Choose Destination
See comment in PubMed Commons below
Physiol Biochem Zool. 1999 Jan-Feb;72(1):78-86.

Daily rhythms of food intake and feces reingestion in the degu, an herbivorous Chilean rodent: optimizing digestion through coprophagy.

Author information

  • 1Department of Zoology, University of Washington, Seattle 98195, USA.

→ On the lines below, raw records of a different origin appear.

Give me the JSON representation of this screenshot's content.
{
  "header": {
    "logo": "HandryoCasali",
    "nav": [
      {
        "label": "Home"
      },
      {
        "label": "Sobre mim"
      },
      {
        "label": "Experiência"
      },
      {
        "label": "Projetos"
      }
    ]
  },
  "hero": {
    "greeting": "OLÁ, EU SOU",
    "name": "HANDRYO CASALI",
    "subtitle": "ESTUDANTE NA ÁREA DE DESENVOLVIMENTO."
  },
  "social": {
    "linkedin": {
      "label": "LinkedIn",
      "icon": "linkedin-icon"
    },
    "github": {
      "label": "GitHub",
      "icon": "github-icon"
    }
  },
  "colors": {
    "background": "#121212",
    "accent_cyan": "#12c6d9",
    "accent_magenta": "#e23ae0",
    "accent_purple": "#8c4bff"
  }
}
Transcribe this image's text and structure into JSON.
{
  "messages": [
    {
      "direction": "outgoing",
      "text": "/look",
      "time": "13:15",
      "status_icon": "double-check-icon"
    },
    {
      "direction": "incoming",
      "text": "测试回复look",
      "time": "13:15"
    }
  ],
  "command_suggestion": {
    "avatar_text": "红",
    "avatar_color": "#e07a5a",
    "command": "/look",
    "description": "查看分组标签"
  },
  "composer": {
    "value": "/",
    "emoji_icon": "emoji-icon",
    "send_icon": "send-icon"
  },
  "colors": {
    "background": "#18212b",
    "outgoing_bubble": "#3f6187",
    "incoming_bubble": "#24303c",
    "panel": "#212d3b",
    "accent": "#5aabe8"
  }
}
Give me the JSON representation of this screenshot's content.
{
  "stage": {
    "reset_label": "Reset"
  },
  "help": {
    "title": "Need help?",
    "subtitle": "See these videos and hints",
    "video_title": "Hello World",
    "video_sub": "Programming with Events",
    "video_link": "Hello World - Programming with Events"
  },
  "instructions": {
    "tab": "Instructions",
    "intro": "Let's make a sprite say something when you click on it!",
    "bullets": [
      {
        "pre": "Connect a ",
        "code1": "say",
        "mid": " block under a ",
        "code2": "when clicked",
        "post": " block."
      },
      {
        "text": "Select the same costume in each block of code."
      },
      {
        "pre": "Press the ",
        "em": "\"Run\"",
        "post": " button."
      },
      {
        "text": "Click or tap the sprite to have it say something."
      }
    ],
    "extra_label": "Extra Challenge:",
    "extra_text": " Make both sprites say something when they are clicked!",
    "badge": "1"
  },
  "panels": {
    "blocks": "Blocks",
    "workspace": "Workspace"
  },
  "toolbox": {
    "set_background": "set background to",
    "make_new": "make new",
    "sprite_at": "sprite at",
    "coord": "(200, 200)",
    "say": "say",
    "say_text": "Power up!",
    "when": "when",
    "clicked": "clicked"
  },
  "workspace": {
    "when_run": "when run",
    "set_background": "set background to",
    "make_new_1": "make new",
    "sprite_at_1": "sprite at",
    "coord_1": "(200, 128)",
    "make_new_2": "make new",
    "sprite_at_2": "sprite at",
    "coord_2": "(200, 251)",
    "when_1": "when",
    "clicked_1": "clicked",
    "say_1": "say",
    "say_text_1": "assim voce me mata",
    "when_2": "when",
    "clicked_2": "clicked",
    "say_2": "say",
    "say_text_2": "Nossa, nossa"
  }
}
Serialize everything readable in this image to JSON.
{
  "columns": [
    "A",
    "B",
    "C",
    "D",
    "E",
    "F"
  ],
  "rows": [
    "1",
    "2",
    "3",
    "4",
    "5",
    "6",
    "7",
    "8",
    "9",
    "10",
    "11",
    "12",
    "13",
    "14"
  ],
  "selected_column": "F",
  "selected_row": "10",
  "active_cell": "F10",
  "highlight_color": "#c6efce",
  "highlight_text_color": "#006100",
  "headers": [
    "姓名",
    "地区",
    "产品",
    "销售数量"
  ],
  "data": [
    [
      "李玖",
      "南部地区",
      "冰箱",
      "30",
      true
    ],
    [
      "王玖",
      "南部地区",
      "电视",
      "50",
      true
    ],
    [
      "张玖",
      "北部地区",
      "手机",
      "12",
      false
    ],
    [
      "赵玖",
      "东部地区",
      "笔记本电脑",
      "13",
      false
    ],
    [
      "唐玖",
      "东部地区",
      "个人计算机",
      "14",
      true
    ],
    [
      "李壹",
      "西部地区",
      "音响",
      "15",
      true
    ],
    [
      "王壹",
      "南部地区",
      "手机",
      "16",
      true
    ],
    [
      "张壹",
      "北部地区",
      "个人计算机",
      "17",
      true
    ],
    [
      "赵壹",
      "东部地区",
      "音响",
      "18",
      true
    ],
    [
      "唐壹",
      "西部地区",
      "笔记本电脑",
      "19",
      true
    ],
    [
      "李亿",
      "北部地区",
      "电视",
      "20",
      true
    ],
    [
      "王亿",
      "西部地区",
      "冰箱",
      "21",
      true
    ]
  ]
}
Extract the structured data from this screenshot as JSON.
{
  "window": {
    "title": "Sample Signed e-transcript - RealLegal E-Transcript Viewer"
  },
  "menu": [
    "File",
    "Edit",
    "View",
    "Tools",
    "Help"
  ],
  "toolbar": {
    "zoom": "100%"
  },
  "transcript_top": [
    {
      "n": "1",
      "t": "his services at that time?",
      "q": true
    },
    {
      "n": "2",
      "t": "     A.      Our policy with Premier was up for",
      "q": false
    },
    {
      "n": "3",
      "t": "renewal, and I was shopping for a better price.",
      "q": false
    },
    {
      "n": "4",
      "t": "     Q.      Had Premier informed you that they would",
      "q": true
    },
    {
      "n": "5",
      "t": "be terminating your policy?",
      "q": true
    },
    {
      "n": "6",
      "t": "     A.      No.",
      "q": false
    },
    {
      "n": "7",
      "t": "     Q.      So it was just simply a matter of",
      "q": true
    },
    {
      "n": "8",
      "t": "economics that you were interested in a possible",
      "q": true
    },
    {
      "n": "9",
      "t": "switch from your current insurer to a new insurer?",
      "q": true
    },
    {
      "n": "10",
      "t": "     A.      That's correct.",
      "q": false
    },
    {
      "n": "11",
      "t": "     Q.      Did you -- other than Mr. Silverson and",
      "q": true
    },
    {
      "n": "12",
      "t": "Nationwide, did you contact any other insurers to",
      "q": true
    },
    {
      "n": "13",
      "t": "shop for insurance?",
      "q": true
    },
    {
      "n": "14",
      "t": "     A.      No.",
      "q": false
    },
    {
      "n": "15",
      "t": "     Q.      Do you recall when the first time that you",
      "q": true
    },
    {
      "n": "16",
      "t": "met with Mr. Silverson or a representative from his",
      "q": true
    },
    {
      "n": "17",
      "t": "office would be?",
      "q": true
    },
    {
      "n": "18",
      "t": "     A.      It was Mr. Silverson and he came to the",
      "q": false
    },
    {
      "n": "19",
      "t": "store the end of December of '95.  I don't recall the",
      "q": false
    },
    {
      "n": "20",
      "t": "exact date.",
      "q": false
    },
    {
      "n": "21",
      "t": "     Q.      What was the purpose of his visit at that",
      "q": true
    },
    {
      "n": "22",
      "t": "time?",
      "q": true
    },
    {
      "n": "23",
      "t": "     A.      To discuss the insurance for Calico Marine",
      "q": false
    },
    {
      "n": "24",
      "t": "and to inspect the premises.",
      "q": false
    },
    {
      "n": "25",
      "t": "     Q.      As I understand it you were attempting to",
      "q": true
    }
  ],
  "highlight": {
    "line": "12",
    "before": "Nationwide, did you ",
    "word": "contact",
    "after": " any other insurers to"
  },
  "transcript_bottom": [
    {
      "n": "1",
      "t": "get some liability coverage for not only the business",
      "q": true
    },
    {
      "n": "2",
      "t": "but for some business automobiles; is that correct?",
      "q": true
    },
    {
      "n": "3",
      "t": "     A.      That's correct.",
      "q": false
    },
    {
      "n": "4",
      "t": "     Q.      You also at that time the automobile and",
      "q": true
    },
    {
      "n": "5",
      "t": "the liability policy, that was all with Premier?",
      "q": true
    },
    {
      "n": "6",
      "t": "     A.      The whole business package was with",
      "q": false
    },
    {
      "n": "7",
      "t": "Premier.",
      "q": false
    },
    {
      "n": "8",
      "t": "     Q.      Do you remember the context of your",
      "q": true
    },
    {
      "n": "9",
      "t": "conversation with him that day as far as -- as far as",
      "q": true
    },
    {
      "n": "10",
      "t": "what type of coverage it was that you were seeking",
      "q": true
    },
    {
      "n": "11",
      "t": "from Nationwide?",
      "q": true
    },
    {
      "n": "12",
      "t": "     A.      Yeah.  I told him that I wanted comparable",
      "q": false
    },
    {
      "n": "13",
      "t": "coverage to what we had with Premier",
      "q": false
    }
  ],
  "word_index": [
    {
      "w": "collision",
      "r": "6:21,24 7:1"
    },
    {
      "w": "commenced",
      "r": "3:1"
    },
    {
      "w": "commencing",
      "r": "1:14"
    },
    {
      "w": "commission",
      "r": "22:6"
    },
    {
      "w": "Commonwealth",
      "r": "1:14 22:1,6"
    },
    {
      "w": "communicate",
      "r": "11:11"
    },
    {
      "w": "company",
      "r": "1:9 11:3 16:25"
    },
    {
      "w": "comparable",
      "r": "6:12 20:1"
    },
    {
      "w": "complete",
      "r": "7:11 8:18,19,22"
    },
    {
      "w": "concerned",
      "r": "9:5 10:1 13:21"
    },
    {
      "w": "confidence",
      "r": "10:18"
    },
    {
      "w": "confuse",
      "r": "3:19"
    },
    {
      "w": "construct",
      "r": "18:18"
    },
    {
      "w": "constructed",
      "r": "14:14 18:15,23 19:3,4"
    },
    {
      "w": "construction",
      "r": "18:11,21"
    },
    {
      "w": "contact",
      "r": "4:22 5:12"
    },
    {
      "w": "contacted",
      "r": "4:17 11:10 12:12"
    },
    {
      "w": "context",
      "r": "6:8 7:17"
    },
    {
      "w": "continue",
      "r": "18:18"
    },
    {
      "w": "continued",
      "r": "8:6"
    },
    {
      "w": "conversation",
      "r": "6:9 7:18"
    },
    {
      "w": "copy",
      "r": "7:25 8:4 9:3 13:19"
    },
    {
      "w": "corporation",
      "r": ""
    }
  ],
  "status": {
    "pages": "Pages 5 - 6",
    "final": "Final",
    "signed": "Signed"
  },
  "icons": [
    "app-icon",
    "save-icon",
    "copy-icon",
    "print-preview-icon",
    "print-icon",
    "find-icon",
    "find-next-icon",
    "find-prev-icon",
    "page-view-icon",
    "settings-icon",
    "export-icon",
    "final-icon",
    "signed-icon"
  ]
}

Animals must match their foraging and digestion to seasonal changes in availability and quality of food. When these parameters decline, the animal's performance limits for extracting energy and nutrients may be challenged. In the laboratory, we investigated daily patterns of food processing on a low-quality (high-fiber) diet of alfalfa in an herbivorous, day-active rodent, the degu (Octodon degus), which inhabits semiarid central Chile. We manipulated timing of food availability, from continuous availability down to as little as 5 h/d. Degus maintained weight while digesting only 53% of dry-matter consumption. With food continuously available in a metabolic cage, the animals ate more food and deposited about twice as much feces in the day as at night. Continuous 24-h behavioral observation revealed that degus were actually defecating at the same rate both night and day but then ingesting most of the feces they produced at night. Further experimental treatments challenged animals with limited periods of food availability that matched natural foraging patterns. With either 11 h of daytime food availability or only 5 h (in morning and afternoon periods of 2.5 h each), degus consumed as much food as those with 24-h food availability. Continuous 24-h behavioral observations revealed in the 11-h group that nearly all feces produced at night were reingested and nearly none were reingested in the day, whereas the 5-h group resorted to further coprophagy during the 6-h midday interval with no food. Despite these differences in timing of food intake and coprophagy in response to the three experimental treatments, the degus were defecating at the same rate both night and day, which indicated a constant rate of output from the colon. This suggests a range of adjustments of digestive physiology to the timing of gut function by balancing coprophagy with ingestion of food. Overall, 38% of 24-h feces production was reingested, and 87% of this coprophagy occurred at night. The ingestion of feces during parts of the day when food is unavailable provides for continued intake into the digestive tract and appears to represent an increase in overall efficiency of gut use.

[PubMed - indexed for MEDLINE]
PubMed Commons home

PubMed Commons

How to join PubMed Commons

    Supplemental Content

    Full text links

    Icon for University of Chicago Press
    Loading ...
    Support Center